Reoccupying the Office: Salutations

Tuesday, September 2nd, 2014

Hey, all you lit types. We missed you this summer. Hope you got some reading d0ne, swilled some sweetly sour drinks, fed your pets faithfully, and added a few entries to the Annals of Lawn Care. (We know you didn’t go to that Tom Cruise flick, because that thing lost millions.)

We’ve been pretty productive over the so-called break and will soon have some Schiff Prize winners to announce, an amazing graphic play to gladden your eyeballs, and a fall/winter issue (now with the typesetter) jam-packed with long-form goodness (thanks again, NEA)!

With the new term we say a sad farewell to departing Associate Editor Brian Trapp (tears, lamentation) and a cheery hello to new Assistant Editor Don Peteroy, who has served the mag valiantly for four years—even starting his own characteristically zany blog category: Peteroy’s Irrelevant Questions for Relevant Writers. (Look for a new entry later this week.)

In the spirit of transition, we give you a last look back at issue 10.2. For those of you who’ve fallen out of the CR loop, issue 11.1 hit stacks and stands and all manner of grubby palms this July. It’s our 10th anniversary issue, so grab it if you haven’t already.

Now: Volume 10, Number 2, we remember you!

Emily Dickinson wouldn’t leave her bedroom.
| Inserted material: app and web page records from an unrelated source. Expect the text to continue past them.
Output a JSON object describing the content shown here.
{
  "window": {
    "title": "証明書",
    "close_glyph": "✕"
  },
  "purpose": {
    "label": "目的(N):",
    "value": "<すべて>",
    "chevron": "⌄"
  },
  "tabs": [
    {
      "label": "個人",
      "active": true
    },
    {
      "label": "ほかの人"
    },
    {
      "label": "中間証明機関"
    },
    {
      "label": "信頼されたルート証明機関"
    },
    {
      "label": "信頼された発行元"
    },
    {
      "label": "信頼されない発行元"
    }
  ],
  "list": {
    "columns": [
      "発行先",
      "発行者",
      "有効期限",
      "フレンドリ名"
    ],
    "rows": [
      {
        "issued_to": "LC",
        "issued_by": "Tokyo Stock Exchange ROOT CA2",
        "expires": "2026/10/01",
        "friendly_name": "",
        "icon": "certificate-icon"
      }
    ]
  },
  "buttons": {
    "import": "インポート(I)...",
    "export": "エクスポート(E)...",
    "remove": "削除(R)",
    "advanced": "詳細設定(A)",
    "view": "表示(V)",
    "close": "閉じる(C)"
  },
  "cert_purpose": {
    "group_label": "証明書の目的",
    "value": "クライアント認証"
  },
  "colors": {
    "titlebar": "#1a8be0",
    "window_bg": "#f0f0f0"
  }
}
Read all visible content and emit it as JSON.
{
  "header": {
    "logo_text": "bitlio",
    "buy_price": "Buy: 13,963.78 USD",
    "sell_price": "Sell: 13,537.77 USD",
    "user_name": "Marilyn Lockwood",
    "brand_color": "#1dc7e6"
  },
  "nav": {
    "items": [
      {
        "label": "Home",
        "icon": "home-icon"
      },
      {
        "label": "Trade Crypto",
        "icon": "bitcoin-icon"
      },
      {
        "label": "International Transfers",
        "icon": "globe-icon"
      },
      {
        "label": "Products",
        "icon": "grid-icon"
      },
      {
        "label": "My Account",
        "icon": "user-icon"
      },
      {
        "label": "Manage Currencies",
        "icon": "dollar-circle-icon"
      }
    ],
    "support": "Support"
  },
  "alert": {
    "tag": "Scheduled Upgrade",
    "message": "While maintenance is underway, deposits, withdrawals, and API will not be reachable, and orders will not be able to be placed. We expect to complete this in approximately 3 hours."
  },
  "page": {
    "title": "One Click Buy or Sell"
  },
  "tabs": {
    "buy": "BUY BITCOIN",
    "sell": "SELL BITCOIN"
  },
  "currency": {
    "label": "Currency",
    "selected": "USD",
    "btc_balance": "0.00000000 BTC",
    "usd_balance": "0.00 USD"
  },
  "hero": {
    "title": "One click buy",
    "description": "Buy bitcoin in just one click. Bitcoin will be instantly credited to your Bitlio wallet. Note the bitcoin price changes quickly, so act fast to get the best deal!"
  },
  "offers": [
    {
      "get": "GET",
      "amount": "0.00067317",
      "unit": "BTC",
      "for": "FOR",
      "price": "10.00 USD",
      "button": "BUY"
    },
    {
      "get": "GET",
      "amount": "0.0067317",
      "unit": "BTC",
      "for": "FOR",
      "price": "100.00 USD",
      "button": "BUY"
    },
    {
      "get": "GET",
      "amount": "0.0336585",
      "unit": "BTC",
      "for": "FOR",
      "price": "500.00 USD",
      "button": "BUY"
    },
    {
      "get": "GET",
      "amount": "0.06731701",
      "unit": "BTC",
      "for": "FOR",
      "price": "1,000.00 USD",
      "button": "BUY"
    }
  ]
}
Robert Frost had a paralyzing fear of public speaking. A certain poet in the CR office only makes eye contact while wearing sunglasses. Poets are notoriously introverted. They spend a lot of time looking out the window, which is probably why, when pressed to make small talk, they are apt to comment on the weather. Read on to learn how our 10.2 contributors have made an art form of window gazing, and elevated “the weather” from small talk to poetry:
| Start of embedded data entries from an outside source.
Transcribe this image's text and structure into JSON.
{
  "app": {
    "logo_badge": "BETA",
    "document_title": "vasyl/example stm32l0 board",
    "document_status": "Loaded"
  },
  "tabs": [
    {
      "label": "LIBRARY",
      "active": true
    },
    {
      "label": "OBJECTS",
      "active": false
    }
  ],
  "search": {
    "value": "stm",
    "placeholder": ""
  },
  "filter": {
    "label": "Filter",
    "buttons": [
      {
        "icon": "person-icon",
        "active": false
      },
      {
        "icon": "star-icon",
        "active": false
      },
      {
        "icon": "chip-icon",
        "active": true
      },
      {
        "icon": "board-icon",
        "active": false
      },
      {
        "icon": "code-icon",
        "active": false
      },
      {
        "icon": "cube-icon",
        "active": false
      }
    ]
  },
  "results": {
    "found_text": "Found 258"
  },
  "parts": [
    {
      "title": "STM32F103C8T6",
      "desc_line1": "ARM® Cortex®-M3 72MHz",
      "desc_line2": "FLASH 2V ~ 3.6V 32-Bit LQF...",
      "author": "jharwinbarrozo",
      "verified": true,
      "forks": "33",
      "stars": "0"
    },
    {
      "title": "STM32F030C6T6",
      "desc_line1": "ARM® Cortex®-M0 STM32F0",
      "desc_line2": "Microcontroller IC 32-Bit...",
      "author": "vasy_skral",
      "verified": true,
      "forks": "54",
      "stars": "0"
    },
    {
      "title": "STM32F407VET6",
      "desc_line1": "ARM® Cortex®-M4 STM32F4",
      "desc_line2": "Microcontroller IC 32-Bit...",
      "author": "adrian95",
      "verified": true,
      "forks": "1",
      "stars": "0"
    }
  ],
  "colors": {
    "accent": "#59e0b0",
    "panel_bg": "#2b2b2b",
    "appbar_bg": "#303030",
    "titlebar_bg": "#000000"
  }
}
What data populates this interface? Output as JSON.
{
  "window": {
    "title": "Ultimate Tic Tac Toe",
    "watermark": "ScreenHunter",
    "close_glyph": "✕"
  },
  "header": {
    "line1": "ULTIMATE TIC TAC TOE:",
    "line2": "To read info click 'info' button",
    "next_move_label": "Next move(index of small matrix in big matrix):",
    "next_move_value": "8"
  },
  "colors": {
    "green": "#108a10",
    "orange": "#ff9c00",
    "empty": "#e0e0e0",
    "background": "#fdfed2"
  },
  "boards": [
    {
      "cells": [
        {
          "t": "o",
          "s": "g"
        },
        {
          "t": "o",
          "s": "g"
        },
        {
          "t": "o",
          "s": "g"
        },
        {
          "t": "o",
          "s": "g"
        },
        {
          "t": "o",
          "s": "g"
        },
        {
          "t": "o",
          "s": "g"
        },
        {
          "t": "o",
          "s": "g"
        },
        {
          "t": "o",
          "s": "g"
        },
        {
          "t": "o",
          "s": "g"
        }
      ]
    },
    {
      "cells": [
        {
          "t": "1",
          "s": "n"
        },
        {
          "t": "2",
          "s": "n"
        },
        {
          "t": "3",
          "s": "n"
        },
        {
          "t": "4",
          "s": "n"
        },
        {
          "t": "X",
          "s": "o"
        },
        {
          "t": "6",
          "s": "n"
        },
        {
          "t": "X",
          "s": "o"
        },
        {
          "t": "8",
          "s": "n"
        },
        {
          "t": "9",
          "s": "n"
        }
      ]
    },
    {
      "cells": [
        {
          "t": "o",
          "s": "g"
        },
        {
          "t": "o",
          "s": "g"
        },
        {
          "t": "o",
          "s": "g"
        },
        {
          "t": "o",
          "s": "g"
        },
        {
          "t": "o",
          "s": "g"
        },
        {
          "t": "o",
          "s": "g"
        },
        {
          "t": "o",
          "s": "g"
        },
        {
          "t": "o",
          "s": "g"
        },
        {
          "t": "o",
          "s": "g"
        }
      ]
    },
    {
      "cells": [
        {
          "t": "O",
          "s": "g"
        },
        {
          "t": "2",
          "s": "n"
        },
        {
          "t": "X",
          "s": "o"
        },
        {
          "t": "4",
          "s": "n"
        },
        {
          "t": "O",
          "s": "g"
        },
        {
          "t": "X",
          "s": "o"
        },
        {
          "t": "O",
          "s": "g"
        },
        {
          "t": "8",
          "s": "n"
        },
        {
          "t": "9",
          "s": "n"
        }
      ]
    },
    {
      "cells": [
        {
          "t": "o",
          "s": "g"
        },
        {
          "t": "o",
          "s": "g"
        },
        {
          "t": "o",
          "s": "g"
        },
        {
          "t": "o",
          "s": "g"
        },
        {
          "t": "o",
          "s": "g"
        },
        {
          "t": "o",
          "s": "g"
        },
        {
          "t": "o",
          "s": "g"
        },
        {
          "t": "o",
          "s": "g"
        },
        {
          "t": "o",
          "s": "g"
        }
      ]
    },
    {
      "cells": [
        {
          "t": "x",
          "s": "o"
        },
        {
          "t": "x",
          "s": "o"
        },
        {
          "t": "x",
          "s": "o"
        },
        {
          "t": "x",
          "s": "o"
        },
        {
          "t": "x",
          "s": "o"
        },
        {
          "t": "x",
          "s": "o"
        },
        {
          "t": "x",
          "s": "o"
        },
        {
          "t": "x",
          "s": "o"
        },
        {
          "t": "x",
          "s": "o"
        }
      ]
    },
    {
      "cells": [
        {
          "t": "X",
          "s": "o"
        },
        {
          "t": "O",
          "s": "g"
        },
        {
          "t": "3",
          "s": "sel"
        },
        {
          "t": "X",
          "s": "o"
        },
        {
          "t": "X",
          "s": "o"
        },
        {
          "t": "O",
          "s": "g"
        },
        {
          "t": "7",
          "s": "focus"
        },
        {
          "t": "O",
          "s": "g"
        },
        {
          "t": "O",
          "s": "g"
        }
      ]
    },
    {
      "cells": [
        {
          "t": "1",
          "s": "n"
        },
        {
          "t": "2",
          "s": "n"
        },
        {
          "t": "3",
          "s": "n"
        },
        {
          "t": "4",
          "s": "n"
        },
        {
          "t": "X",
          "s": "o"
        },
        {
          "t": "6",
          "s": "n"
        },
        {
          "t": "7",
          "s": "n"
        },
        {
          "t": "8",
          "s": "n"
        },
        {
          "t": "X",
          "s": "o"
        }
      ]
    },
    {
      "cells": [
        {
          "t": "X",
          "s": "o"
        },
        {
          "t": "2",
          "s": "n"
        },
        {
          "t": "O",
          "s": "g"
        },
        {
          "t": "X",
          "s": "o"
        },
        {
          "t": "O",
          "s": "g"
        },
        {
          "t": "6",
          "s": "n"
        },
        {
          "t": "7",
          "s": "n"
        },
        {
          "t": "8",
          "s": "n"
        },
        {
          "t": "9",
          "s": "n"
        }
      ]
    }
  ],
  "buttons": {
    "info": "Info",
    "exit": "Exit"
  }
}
Catherine Pierce (on “The Tornado Wants a Companion”): I grew up on the East Coast, where we had occasional hurricanes and blizzards, but never tornadoes. When I moved in 2007 to north Mississippi, a place that frequently experiences tornadic activity (to use a phrase often heard on TV here), I was struck by how terrifying I found this phenomenon—far more terrifying than even the worst weather incidents in my hometown. Eventually I realized my fear stemmed not from the statistical odds of being killed by a tornado (those odds are lower than the odds of dying from, say, smoke inhalation or electrocution, things I don’t think much about in my day-to-day life), but because tornadoes seem to me to have agency. Unlike a hurricane or snowstorm, which just occurs all around you, here’s this single, discrete thing that you can actually witness wreaking havoc. You can watch it coming, and you can hope it doesn’t come for you. I wanted to write a series of poems that explore that agency: If a tornado had a reason, what would it be? What in the world is it that the tornado wants?

Katherine Bode-Lang (on “Death in Midsummer”): I have long been fascinated with astronomy—the sky and our smallness in its presence. This poem is one moment when the strange weather of the hills met our movement against the sky. And I happened to be looking out the window at the right time.

Kurt Steinwand (on “Frankie the Storm” ): Storms in the news. We give them names, personalities; Sandy with her ironic innocence, though the displaced sand of the Jersey Shore made a connection. The Media sensationalizes, tells the stories. My storm was Italian, a goombah, an intruder, no admired Rocky Balboa. The storm was serious, a shorted-lived member of the Mob who thought he was in cahoots with God; His henchman, maybe even thought he was better, an extension of the Almighty, the Short Reign of Frankie IV. I gave him a name, then believed it was too gratuitous, too legitimizing. I took it out, then put it back in the title and let him have his little moment in the clouds. The power of a poet is often to give a brief life, Godlike, allow it to blow onto the page, be taken seriously with all the senses, and be gone. Or is he? When at the end he’s still “coming in.” That was the essence of this poem.